Leaving the United States on Bail - Bond Forfeiture

In People v. United Bonding Ins. Co. (1970) the defendant posted bail and left California for his native Mexico. There, he was charged with a felony and Mexican civil authorities ordered that his movements be "restricted to an area within 50 miles of the town of Magdalena . . . ." (12 Cal. App. 3d at p. 352.) A California bail bondsman brought the defendant to the United States border where a local magistrate used the travel restriction as a basis for refusing entry to the defendant. (Ibid.) Under these circumstances, the Court of Appeal held that the defendant was detained in Mexico and that section 1305 required the order of forfeiture be vacated.
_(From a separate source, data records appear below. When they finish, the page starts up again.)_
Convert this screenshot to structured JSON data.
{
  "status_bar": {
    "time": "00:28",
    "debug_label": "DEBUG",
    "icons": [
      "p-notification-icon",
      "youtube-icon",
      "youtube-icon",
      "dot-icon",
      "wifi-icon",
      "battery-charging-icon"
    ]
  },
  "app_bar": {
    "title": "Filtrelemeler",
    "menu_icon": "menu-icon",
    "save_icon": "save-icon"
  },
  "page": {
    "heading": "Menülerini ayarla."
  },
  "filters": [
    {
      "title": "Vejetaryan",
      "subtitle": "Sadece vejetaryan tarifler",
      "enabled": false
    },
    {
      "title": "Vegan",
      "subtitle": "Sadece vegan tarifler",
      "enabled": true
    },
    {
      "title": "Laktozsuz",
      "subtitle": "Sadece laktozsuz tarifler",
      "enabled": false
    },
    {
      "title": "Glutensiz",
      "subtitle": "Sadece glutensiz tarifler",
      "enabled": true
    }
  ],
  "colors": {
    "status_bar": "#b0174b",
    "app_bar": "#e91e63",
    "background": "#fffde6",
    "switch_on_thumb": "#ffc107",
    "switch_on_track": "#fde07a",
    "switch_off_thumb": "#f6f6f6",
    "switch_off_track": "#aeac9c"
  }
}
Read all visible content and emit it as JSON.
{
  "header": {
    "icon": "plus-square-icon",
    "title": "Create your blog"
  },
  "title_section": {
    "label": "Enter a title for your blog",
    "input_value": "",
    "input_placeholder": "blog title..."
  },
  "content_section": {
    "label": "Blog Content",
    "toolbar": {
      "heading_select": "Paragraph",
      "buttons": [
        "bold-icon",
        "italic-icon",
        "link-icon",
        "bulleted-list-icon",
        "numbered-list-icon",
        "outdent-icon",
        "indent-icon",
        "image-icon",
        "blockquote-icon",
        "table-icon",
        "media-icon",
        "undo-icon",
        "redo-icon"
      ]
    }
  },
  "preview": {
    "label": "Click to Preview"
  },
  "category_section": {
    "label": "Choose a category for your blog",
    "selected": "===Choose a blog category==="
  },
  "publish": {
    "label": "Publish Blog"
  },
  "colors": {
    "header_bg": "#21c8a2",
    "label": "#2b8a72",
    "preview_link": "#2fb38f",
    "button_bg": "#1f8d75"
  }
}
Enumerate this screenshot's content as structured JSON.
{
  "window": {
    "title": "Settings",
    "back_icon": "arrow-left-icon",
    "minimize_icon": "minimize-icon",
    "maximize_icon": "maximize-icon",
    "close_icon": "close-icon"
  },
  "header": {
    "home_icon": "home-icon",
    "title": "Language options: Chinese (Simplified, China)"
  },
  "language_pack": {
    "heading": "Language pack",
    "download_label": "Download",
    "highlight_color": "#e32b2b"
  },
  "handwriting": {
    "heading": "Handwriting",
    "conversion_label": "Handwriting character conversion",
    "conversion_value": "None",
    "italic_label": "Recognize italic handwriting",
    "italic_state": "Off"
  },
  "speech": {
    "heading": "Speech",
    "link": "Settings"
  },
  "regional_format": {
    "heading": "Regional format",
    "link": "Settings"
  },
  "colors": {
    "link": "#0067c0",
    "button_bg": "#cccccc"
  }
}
By contrast, the defendant in County of Los Angeles v. Maga (1929) 97 Cal. App.. 688 [276 P. 352], voluntarily left the United States while she was on bail and after a deportation order was issued. Federal authorities did not take the defendant into custody or otherwise enforce the deportation order. the Court of Appeal held the defendant's bond forfeited because she "voluntarily left the jurisdiction." ( Id. at p. 691.) Similarly, in County of Los Angeles v. Ranger Ins. Co. (1996) 48 Cal. App. 4th 992 [56 Cal. Rptr. 2d 25], the defendant, who was of Pakistani origin, fled to Cuba after posting bail. The surety argued the bail should be exonerated because federal law restricts travel to Cuba and the surety could not, therefore, obtain the defendant's return. The Court of Appeal rejected this argument because the defendant voluntarily left the United States. "Cuba was just one of many places which defendant could flee to and be immune from surety's agents. Such risks were present when surety posted bond. Respondent did not act to increase those risks." (Id. at p. 996.)